[App and web page records]

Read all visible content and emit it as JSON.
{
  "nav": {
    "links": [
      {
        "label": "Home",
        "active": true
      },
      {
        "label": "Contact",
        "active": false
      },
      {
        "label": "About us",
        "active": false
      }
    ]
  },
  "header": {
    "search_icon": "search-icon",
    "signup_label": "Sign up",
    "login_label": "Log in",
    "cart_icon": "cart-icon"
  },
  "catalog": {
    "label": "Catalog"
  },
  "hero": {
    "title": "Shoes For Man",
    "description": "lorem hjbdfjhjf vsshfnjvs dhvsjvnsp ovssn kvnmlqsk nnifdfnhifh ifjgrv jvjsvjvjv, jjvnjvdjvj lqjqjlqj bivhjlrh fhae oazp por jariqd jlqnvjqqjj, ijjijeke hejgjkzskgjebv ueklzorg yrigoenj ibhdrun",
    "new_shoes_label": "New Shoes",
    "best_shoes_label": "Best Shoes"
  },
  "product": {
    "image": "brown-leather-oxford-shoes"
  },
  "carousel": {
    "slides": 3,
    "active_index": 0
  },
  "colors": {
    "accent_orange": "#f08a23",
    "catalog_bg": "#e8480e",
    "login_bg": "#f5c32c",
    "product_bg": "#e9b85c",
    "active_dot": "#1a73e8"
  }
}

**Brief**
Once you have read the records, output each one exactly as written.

**Task solution**
Read all visible content and emit it as JSON.
{
  "nav": {
    "links": [
      {
        "label": "Home",
        "active": true
      },
      {
        "label": "Contact",
        "active": false
      },
      {
        "label": "About us",
        "active": false
      }
    ]
  },
  "header": {
    "search_icon": "search-icon",
    "signup_label": "Sign up",
    "login_label": "Log in",
    "cart_icon": "cart-icon"
  },
  "catalog": {
    "label": "Catalog"
  },
  "hero": {
    "title": "Shoes For Man",
    "description": "lorem hjbdfjhjf vsshfnjvs dhvsjvnsp ovssn kvnmlqsk nnifdfnhifh ifjgrv jvjsvjvjv, jjvnjvdjvj lqjqjlqj bivhjlrh fhae oazp por jariqd jlqnvjqqjj, ijjijeke hejgjkzskgjebv ueklzorg yrigoenj ibhdrun",
    "new_shoes_label": "New Shoes",
    "best_shoes_label": "Best Shoes"
  },
  "product": {
    "image": "brown-leather-oxford-shoes"
  },
  "carousel": {
    "slides": 3,
    "active_index": 0
  },
  "colors": {
    "accent_orange": "#f08a23",
    "catalog_bg": "#e8480e",
    "login_bg": "#f5c32c",
    "product_bg": "#e9b85c",
    "active_dot": "#1a73e8"
  }
}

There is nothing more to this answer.